**Exercise aim**. Locate every line in the records below that holds the word "title" and return each one.

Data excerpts
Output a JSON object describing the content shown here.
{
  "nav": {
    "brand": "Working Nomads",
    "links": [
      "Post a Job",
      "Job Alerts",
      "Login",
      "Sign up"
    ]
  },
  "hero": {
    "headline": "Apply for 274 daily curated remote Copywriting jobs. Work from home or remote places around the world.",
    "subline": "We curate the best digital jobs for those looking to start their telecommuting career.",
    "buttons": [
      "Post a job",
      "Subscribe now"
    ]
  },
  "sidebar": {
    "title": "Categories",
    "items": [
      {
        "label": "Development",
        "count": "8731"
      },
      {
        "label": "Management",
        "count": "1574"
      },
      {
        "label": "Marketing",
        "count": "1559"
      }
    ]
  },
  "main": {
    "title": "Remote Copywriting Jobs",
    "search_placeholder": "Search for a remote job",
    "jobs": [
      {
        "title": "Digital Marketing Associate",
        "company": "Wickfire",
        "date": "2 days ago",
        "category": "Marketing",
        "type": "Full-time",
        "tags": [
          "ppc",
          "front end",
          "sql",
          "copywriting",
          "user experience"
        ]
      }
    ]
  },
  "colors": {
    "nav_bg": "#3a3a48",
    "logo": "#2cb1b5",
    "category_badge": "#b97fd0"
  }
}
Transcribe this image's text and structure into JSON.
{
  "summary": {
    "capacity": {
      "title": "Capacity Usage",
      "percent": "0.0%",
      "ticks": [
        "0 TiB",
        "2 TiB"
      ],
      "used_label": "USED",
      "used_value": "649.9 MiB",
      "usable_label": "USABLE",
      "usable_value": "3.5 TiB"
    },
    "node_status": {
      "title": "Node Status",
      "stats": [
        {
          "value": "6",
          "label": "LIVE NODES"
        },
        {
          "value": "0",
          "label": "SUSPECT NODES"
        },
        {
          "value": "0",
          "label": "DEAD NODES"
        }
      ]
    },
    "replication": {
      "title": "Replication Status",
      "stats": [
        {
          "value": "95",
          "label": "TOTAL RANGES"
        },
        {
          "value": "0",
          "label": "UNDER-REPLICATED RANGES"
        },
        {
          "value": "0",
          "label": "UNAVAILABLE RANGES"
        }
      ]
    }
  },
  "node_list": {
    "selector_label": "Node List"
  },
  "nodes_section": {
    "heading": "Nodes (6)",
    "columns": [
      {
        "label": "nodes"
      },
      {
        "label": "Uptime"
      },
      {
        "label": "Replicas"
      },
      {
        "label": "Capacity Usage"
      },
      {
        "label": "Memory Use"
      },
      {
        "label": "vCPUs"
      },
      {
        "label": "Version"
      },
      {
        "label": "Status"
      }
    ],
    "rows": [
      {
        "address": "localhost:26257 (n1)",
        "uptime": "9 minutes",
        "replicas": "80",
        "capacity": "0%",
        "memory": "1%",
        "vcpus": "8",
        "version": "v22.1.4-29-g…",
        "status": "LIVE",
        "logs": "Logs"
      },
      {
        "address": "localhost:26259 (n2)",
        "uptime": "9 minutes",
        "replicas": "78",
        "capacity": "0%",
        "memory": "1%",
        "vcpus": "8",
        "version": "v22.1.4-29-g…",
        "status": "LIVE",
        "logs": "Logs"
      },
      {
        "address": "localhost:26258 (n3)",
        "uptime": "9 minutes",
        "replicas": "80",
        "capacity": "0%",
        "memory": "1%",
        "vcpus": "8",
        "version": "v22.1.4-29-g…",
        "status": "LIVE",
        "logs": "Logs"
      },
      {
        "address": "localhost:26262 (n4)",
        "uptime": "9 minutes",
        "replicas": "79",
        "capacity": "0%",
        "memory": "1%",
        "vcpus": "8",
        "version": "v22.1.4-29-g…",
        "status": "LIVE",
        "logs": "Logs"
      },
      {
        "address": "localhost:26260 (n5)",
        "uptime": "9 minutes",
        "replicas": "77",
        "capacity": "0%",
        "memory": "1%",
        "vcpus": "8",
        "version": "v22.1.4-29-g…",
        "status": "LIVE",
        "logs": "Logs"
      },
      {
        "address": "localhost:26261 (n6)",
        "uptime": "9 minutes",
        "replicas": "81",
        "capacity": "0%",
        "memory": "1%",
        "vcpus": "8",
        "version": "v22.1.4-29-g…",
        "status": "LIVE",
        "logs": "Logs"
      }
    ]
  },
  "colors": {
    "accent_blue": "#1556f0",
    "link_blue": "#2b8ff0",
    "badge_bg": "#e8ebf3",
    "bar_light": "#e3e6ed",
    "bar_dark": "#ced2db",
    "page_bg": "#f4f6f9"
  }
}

**Task answer**.
    "title": "Categories",
    "title": "Remote Copywriting Jobs",
        "title": "Digital Marketing Associate",
      "title": "Capacity Usage",
      "title": "Node Status",
      "title": "Replication Status",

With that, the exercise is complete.